Nothing but a number is expected: the count of lines in the data below that include "Этот".

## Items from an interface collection
%%

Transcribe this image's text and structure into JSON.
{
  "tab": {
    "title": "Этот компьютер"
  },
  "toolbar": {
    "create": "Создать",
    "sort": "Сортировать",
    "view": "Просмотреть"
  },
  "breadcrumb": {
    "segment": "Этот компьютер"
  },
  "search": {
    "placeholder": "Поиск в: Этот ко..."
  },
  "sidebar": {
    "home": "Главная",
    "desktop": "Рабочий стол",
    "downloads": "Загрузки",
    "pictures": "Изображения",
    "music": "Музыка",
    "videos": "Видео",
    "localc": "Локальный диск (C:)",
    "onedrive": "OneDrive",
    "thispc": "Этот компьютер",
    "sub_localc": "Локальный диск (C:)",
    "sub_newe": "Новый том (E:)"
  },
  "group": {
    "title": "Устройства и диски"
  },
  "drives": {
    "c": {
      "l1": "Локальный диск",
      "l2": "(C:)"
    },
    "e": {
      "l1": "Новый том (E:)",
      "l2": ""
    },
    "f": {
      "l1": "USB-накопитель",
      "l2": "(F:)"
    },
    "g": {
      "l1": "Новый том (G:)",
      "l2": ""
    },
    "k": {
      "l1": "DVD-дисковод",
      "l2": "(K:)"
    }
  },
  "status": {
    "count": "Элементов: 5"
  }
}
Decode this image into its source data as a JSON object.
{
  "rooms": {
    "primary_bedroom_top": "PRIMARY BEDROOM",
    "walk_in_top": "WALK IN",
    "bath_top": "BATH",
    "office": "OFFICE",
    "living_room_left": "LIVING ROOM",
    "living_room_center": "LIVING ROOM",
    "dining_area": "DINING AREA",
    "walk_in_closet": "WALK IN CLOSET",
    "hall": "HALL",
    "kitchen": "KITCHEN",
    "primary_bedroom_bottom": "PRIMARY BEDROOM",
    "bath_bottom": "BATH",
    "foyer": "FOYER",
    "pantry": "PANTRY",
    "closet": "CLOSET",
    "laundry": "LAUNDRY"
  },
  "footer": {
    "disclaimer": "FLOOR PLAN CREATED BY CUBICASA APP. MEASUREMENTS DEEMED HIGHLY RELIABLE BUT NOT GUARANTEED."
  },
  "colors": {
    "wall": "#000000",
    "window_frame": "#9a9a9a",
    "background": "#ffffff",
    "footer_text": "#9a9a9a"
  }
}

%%

## ANSWER BOX
4